SUPPLIED ENTRIES START

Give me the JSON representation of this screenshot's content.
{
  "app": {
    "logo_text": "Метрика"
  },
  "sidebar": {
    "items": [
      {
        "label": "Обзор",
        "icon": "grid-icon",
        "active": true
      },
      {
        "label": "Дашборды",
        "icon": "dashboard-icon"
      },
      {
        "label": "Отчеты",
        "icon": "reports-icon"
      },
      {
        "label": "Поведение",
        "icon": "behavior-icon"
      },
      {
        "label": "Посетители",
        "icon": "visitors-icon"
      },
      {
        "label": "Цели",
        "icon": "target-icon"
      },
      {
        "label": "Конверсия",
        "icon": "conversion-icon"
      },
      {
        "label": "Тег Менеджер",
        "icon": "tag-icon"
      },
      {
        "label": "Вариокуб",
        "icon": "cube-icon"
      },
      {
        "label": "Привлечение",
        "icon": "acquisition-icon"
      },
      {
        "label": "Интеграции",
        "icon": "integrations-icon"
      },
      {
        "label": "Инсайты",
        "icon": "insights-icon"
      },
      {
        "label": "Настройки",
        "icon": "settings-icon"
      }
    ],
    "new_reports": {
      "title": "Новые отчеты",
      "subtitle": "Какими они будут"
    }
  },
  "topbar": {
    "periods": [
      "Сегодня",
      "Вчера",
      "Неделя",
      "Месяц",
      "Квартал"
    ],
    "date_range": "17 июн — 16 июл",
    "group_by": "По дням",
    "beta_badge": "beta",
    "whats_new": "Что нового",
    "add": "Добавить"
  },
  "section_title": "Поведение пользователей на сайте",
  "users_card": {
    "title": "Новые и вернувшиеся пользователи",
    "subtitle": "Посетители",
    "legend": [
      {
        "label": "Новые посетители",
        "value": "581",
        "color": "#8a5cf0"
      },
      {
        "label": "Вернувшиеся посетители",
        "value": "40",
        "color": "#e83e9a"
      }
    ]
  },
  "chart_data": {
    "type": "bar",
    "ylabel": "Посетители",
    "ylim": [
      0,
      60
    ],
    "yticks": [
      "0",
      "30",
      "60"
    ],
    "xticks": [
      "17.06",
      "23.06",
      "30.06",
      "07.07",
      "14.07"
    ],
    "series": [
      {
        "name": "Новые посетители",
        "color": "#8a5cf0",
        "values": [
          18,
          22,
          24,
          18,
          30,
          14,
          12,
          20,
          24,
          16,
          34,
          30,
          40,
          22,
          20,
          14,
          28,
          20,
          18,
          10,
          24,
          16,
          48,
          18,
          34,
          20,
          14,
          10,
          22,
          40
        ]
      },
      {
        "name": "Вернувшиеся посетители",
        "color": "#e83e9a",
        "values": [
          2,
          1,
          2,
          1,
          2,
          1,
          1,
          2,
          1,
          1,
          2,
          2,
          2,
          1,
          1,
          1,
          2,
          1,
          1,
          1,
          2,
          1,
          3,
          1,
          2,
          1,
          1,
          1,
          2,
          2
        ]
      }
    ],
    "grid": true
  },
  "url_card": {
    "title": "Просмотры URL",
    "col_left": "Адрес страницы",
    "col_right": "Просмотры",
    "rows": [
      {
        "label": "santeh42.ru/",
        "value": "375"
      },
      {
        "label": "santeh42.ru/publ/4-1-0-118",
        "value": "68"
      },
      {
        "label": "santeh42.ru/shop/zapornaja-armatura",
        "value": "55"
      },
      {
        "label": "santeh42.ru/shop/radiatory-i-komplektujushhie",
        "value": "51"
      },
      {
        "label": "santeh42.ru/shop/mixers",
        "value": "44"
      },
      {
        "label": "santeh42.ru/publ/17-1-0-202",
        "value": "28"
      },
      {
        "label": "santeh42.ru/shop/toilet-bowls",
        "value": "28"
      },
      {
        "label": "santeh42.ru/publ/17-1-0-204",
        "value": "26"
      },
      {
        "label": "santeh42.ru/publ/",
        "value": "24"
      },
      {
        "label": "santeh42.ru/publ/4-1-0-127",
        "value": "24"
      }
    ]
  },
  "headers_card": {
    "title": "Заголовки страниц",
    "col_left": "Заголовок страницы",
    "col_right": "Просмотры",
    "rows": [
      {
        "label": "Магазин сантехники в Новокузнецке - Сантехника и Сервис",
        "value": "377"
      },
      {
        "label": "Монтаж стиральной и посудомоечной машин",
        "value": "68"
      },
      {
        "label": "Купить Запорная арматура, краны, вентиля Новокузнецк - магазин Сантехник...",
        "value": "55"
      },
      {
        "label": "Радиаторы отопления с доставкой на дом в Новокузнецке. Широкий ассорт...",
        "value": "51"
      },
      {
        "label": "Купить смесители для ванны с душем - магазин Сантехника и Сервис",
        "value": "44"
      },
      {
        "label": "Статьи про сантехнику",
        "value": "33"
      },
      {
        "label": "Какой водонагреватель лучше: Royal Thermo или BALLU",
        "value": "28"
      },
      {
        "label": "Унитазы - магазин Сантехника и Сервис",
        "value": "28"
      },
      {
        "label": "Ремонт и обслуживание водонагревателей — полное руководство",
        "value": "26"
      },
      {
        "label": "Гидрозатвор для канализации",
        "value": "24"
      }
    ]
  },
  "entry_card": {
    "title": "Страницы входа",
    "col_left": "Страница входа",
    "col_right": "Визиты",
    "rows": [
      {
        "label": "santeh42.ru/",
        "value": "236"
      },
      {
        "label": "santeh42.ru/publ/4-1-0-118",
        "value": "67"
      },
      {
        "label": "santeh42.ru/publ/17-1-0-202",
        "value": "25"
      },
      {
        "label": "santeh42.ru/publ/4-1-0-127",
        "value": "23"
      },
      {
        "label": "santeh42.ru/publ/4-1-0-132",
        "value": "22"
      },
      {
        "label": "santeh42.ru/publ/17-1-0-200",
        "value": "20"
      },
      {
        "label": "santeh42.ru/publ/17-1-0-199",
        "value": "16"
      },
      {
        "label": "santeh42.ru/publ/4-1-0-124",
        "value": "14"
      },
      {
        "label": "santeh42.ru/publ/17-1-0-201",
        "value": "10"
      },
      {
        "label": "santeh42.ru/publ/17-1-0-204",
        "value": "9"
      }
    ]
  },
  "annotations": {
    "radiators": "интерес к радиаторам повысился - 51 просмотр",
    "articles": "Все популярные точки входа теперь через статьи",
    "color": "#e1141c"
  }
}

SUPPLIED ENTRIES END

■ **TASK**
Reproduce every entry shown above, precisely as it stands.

■ **SOLUTION**
Give me the JSON representation of this screenshot's content.
{
  "app": {
    "logo_text": "Метрика"
  },
  "sidebar": {
    "items": [
      {
        "label": "Обзор",
        "icon": "grid-icon",
        "active": true
      },
      {
        "label": "Дашборды",
        "icon": "dashboard-icon"
      },
      {
        "label": "Отчеты",
        "icon": "reports-icon"
      },
      {
        "label": "Поведение",
        "icon": "behavior-icon"
      },
      {
        "label": "Посетители",
        "icon": "visitors-icon"
      },
      {
        "label": "Цели",
        "icon": "target-icon"
      },
      {
        "label": "Конверсия",
        "icon": "conversion-icon"
      },
      {
        "label": "Тег Менеджер",
        "icon": "tag-icon"
      },
      {
        "label": "Вариокуб",
        "icon": "cube-icon"
      },
      {
        "label": "Привлечение",
        "icon": "acquisition-icon"
      },
      {
        "label": "Интеграции",
        "icon": "integrations-icon"
      },
      {
        "label": "Инсайты",
        "icon": "insights-icon"
      },
      {
        "label": "Настройки",
        "icon": "settings-icon"
      }
    ],
    "new_reports": {
      "title": "Новые отчеты",
      "subtitle": "Какими они будут"
    }
  },
  "topbar": {
    "periods": [
      "Сегодня",
      "Вчера",
      "Неделя",
      "Месяц",
      "Квартал"
    ],
    "date_range": "17 июн — 16 июл",
    "group_by": "По дням",
    "beta_badge": "beta",
    "whats_new": "Что нового",
    "add": "Добавить"
  },
  "section_title": "Поведение пользователей на сайте",
  "users_card": {
    "title": "Новые и вернувшиеся пользователи",
    "subtitle": "Посетители",
    "legend": [
      {
        "label": "Новые посетители",
        "value": "581",
        "color": "#8a5cf0"
      },
      {
        "label": "Вернувшиеся посетители",
        "value": "40",
        "color": "#e83e9a"
      }
    ]
  },
  "chart_data": {
    "type": "bar",
    "ylabel": "Посетители",
    "ylim": [
      0,
      60
    ],
    "yticks": [
      "0",
      "30",
      "60"
    ],
    "xticks": [
      "17.06",
      "23.06",
      "30.06",
      "07.07",
      "14.07"
    ],
    "series": [
      {
        "name": "Новые посетители",
        "color": "#8a5cf0",
        "values": [
          18,
          22,
          24,
          18,
          30,
          14,
          12,
          20,
          24,
          16,
          34,
          30,
          40,
          22,
          20,
          14,
          28,
          20,
          18,
          10,
          24,
          16,
          48,
          18,
          34,
          20,
          14,
          10,
          22,
          40
        ]
      },
      {
        "name": "Вернувшиеся посетители",
        "color": "#e83e9a",
        "values": [
          2,
          1,
          2,
          1,
          2,
          1,
          1,
          2,
          1,
          1,
          2,
          2,
          2,
          1,
          1,
          1,
          2,
          1,
          1,
          1,
          2,
          1,
          3,
          1,
          2,
          1,
          1,
          1,
          2,
          2
        ]
      }
    ],
    "grid": true
  },
  "url_card": {
    "title": "Просмотры URL",
    "col_left": "Адрес страницы",
    "col_right": "Просмотры",
    "rows": [
      {
        "label": "santeh42.ru/",
        "value": "375"
      },
      {
        "label": "santeh42.ru/publ/4-1-0-118",
        "value": "68"
      },
      {
        "label": "santeh42.ru/shop/zapornaja-armatura",
        "value": "55"
      },
      {
        "label": "santeh42.ru/shop/radiatory-i-komplektujushhie",
        "value": "51"
      },
      {
        "label": "santeh42.ru/shop/mixers",
        "value": "44"
      },
      {
        "label": "santeh42.ru/publ/17-1-0-202",
        "value": "28"
      },
      {
        "label": "santeh42.ru/shop/toilet-bowls",
        "value": "28"
      },
      {
        "label": "santeh42.ru/publ/17-1-0-204",
        "value": "26"
      },
      {
        "label": "santeh42.ru/publ/",
        "value": "24"
      },
      {
        "label": "santeh42.ru/publ/4-1-0-127",
        "value": "24"
      }
    ]
  },
  "headers_card": {
    "title": "Заголовки страниц",
    "col_left": "Заголовок страницы",
    "col_right": "Просмотры",
    "rows": [
      {
        "label": "Магазин сантехники в Новокузнецке - Сантехника и Сервис",
        "value": "377"
      },
      {
        "label": "Монтаж стиральной и посудомоечной машин",
        "value": "68"
      },
      {
        "label": "Купить Запорная арматура, краны, вентиля Новокузнецк - магазин Сантехник...",
        "value": "55"
      },
      {
        "label": "Радиаторы отопления с доставкой на дом в Новокузнецке. Широкий ассорт...",
        "value": "51"
      },
      {
        "label": "Купить смесители для ванны с душем - магазин Сантехника и Сервис",
        "value": "44"
      },
      {
        "label": "Статьи про сантехнику",
        "value": "33"
      },
      {
        "label": "Какой водонагреватель лучше: Royal Thermo или BALLU",
        "value": "28"
      },
      {
        "label": "Унитазы - магазин Сантехника и Сервис",
        "value": "28"
      },
      {
        "label": "Ремонт и обслуживание водонагревателей — полное руководство",
        "value": "26"
      },
      {
        "label": "Гидрозатвор для канализации",
        "value": "24"
      }
    ]
  },
  "entry_card": {
    "title": "Страницы входа",
    "col_left": "Страница входа",
    "col_right": "Визиты",
    "rows": [
      {
        "label": "santeh42.ru/",
        "value": "236"
      },
      {
        "label": "santeh42.ru/publ/4-1-0-118",
        "value": "67"
      },
      {
        "label": "santeh42.ru/publ/17-1-0-202",
        "value": "25"
      },
      {
        "label": "santeh42.ru/publ/4-1-0-127",
        "value": "23"
      },
      {
        "label": "santeh42.ru/publ/4-1-0-132",
        "value": "22"
      },
      {
        "label": "santeh42.ru/publ/17-1-0-200",
        "value": "20"
      },
      {
        "label": "santeh42.ru/publ/17-1-0-199",
        "value": "16"
      },
      {
        "label": "santeh42.ru/publ/4-1-0-124",
        "value": "14"
      },
      {
        "label": "santeh42.ru/publ/17-1-0-201",
        "value": "10"
      },
      {
        "label": "santeh42.ru/publ/17-1-0-204",
        "value": "9"
      }
    ]
  },
  "annotations": {
    "radiators": "интерес к радиаторам повысился - 51 просмотр",
    "articles": "Все популярные точки входа теперь через статьи",
    "color": "#e1141c"
  }
}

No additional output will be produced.